The Legend of the Firefighter
Being a fire fighter is a job many children dream about. It has been a very important profession since the founding of our country, where most structures were made of wood. There are many misconceptions about becoming and being a firefighter. Let’s take a look at the life of Mike, a firefighter in Massachusetts:
My Journey to Becoming a Firefighter
“It all started by the time I entered high school. I knew I wanted to be in public service but wasn’t really sure about the path I would take once I got to college. My parents were pressuring me to study computers, and since my local school had a great computer science program I gave in. I put in the work and got my degree, but didn’t find the work rewarding. I felt something was missing.
My break came when a friend suggested I take the civil service exam to be a fire fighter. I didn’t actually get hired the first time I took it, but the fire was lit so to speak. I went to a local trade school to get my EMT basic certification and started working on an ambulance on my off days.
I eventually went full time on the ambulance as I was drawn to the excitement and unpredictability. This transition also allowed me to start volunteering at a local fire department. The fire department helped me get my fire fighter 1 and 2 certifications, which gave me the basic training I needed to get the job.The next time the civil service exam came along, I made the cut with my score.
The addition of the certifications helped give me enough points to edge out the others who were in my previous situation when I first took the exam.
My dream was finally coming true. 5 years in and I can say it is everything I hoped for and more.
A Day in My Life as a Firefighter
I work a rotating schedule of 24 hours on and 48 hours off. My day starts at 8am. Everyone starting their shift with me meets at the designated spot for roll call with the shift captain. After we are all accounted for, its time to make sure we have everything in order for the day ahead.
I start with checking my own gear that I wear on a call. Then the entire crew checks the trucks, the equipment and the supplies. We have to ensure everything is accounted for and in proper working order.
After the personal and house gear has been checked, it’s time for housekeeping. We live at the firehouse and the same things that need to be done at our homes to keep them in order also have to be done at the firehouse. Sweeping, mopping, scrubbing, we do it all just like has to be done at home.
After cleaning, we get together as a group and get an agenda for the day from the shift captain. We may have training or errands to run for the firehouse. We also try to work in time to work out. We have a small gym at the firehouse and it sees a lot of use.
It is critical that we maintain a high level of fitness in order to perform at a high level in stressful condition.
Calls can come at any time throughout the shift.

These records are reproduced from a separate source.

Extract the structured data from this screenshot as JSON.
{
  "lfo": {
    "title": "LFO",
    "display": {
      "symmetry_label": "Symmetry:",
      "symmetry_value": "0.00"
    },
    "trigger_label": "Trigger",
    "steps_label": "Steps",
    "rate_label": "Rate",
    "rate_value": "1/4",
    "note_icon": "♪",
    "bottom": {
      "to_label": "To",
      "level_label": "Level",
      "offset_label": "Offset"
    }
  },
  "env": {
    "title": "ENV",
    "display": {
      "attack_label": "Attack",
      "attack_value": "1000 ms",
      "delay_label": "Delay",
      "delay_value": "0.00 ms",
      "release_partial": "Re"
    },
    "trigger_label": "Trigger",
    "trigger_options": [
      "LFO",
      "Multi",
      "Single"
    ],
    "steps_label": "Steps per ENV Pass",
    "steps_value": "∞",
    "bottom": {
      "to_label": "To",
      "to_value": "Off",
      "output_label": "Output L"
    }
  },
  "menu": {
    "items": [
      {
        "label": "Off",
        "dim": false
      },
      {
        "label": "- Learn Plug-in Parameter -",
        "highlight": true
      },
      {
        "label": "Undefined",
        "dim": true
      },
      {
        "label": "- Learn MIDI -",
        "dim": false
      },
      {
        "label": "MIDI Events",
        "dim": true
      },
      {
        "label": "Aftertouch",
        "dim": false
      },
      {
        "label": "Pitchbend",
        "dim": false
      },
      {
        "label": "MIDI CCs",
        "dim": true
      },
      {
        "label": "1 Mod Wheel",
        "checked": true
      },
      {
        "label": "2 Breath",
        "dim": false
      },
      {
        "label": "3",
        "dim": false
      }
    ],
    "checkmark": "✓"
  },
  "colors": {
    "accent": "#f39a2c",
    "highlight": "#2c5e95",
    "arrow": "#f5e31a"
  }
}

We usually find a way to accomplish all of our set activities, but it can be challenging on those day when calls come in one after another. There is a built in level of flexibility for this.

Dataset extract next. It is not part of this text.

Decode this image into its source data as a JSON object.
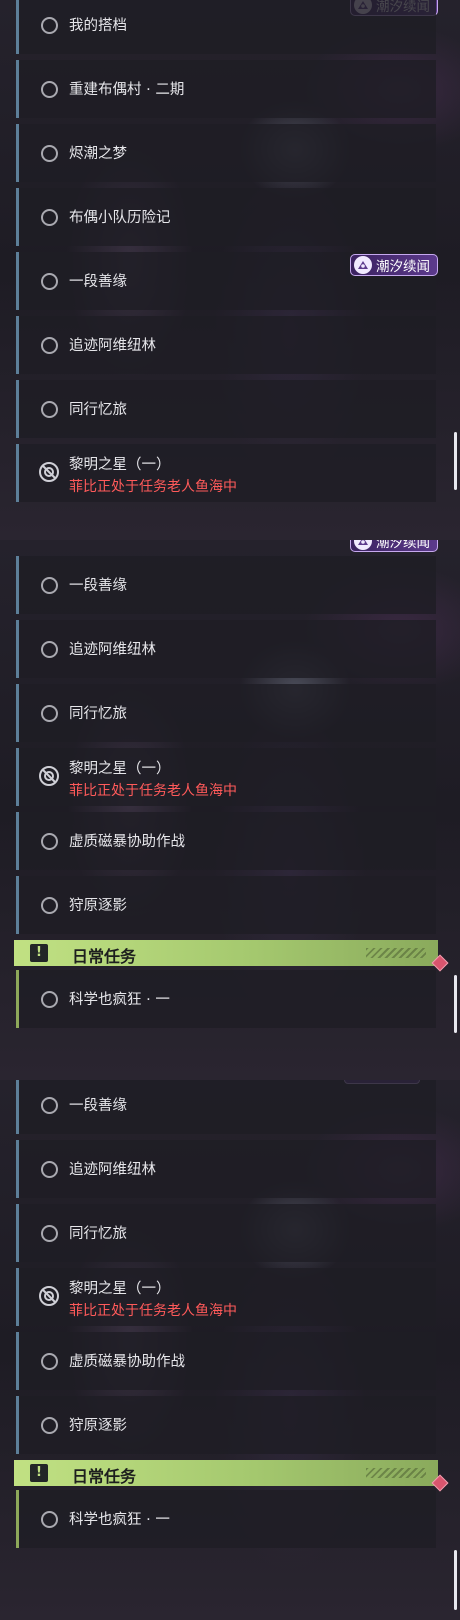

We have lunch and dinner along the way depending on what happens between our duties and calls. We aim for noon and 6pm, but it isn’t usually like clockwork. I come prepared with a few bars and shakes in case we stay busy and I can’t have a sit down type meal.
We usually get to sleep around 10pm if we aren’t on a call. There is no guarantee we are going to get much sleep. I try to make sure I am fully rested when I arrive to keep from getting too fatigued.
Career and Education Considerations
“Now that I am settled into my career, I can look at where I really want to get. I want to be an officer, maybe even a chief one day.”
My department has a stipend built into our contract that pays me an extra 5% if I receive my bachelor’s in a related field so going that route make sense especially since it will also give me extra points on the promotional exams along the way.
I do have a larger goal, which is to eventually get a master’s degree. My department doesn’t pay anything for receiving it, but I know it will give me an edge as I advance in my career. Some guys even talk about retiring from the department and then applying to be a chief in another state so they can get their retirement plus a chiefs pay for a few years.
I want to have that kind of option down the road. A Master’s of Public Administration seems to make the most sense based on my research so far as it applies to fire service and also a lot of other types of things.”